The ozone layer – a blanket of gas high in the Earth’s atmosphere – has experienced a significant decrease in density over the past decades due to human-induced chemical reactions, leading to devastating consequences for both our health and the environment. While various solutions have been proposed, the greater issue of the ozone layer’s contribution to global warming remains a complex and highly contested debate.

On the one hand, some scientists argue that the depletion of the ozone layer over the polar regions contributes to global warming by decreasing the level of stratospheric ozone. This, in turn, reduces the amount of heat that is reflected, leading to pockets of heat in the atmosphere, thus raising the average global temperatures. This opinion is bolstered by numerous studies linking the rise in global temperatures to the man-made depletion of the ozone layer, such as that conducted by the University of Colorado in 2019. Moreover, recent studies have found that the burning of fossil fuels is a major contributor to ozone depletion, further complicating the issue.

On the other hand, some scientists insist that the impact of the ozone layer on global warming is minimal or even nonexistent. They reason that the naturally occurring oscillations in the ozone levels are too slow to cause significant enough changes in temperature, periods of significant ozone depletion can be identified, yet no accompanying warming can be found over the given time period. Even more, current estimates suggest that only a small fraction of the ozone layer has been affected by human pollution and is thus insignificant when it comes to global warming.

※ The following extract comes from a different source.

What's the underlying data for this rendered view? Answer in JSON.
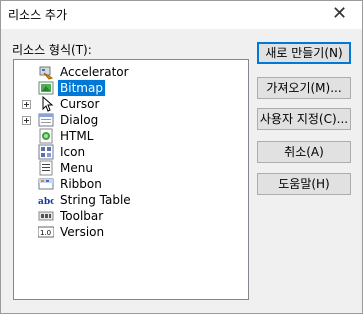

What’s more, some experts point out that ozone depletion is a complex process from both a scientific and climate systems perspective and reaching an exact conclusion is not possible. It is agreed that ozone itself does not cause any direct warming of the air, but rather its presence, or lack thereof, can regulate the temperature by reflecting or absorbing radiation from the sun. Ozone at higher elevations can, thus, provide cooling, while ozone at lower areas could provide further warming.

It is clear then that the ozone layer’s role in global warming is complex and still uncertain. To make sure we take the right measures to face this ever-evolving problem, further research should be conducted, considering the multiple factors that influence climate change and taking into account the various impacts of ozone depletion. Ultimately, with adequate regional and global strategies, both the depletion of the ozone layer and global warming can be addressed.

Ernestine Warren is a passionate environmentalist, author, and advocate for the protection of the Earth's precious resources. She has written extensively on the causes and effects of global warming, providing accurate information to help educate people on how to combat this major global problem. With a background in science and biology, Ernestine has the tools to help develop solutions that meet everyone's needs while minimizing environmental damage. Her hope is that each person can do their part for the planet and make a real difference to help reduce climate change.

Leave a Comment